Improve vs. Move: How Do Today's Homeowners Trend?
Put away those cardboard boxes — American homeowners are staying put. When their house no longer meets their needs, people are choosing to improve vs. move.
A recent study by Houzz shows that the majority of homeowners are undertaking renovation projects — not to increase resale value but to make their home more livable. These homeowners have no plans of moving, so they're investing in makeovers designed to improve the look, feel and functionality of their homes.
These findings were corroborated in a more recent study by the National Association of Home Builders (NAHB). People shared that their top reasons for wanting home improvements were to add amenities and space as well as to avoid moving.
An initial look at data seems to indicate that the shift to improve from move was a reaction to the recession as people's ability to move into a better home declined dramatically. This signals that discretionary moves were limited by economic circumstances, including falling home values, restricted access to credit and an uncertain job market. Instead of moving into houses that fulfilled their needs, people refocused their limited resources on making their current homes more livable.
Now that the economy is showing notable recovery and consumer confidence is growing, why isn't the trend to improve vs. move reversing?
Upon deeper analysis, evidence suggests that this trend actually began decades ago and that there has been a long-term shift in the mindset of homeowners. People simply aren't as interested in moving into a better home as they used to be. According to the Census Bureau, the percentage of people who move every year has actually been declining since the mid-1980s. While the recession accelerated the adoption of an "improve vs. move" mindset, the shift is actually part of a longer-term trend.
How does this shift from move to improve impact manufacturers of home + building products?
Homeowners want more control over researching and purchasing products for their home renovations. Because they're focused on improving appearance and function, consumers are taking a personal interest in everything that goes into their home. But according to Houzz, the most common challenge consumers face during home remodeling projects is finding the right products.

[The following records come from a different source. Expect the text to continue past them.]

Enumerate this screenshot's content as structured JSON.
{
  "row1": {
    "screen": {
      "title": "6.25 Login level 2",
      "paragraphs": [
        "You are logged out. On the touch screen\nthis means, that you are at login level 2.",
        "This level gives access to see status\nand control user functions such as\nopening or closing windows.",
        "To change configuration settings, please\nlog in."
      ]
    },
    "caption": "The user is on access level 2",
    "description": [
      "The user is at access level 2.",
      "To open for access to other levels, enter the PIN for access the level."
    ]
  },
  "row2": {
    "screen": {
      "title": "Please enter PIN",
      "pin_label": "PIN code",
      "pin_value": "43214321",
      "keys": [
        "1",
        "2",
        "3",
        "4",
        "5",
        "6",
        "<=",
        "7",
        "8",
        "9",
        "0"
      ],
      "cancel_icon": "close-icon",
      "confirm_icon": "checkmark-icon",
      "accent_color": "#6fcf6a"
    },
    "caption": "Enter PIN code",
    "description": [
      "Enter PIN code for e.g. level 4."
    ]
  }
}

In order to take advantage of this shift toward improving, manufacturers must guide homeowners to the products that can be tailored to their style, personality and way of life. This entails clear marketing communications which, in some cases, may require visualizers and selector tools. They are especially important in the home + building industry where the path to purchase is often complex and consumers don't see a finished product until after the purchase is made. Specialized tools not only demonstrate product benefits in believable ways but also make the journey less overwhelming.
Manufacturers that can lead homeowners to the products that will improve their lives will capture homeowners' attention — as well as their sales.
Transforming the American Home: Findings from the 2014 Houzz & Home Survey
2014 Houzz Healthy Home Trends Study
Simple Desire for New Amenities Remains Top Reason to Remodel (NAHB)
The Rate At Which Americans Move Has Been Falling For Decades (Business Insider)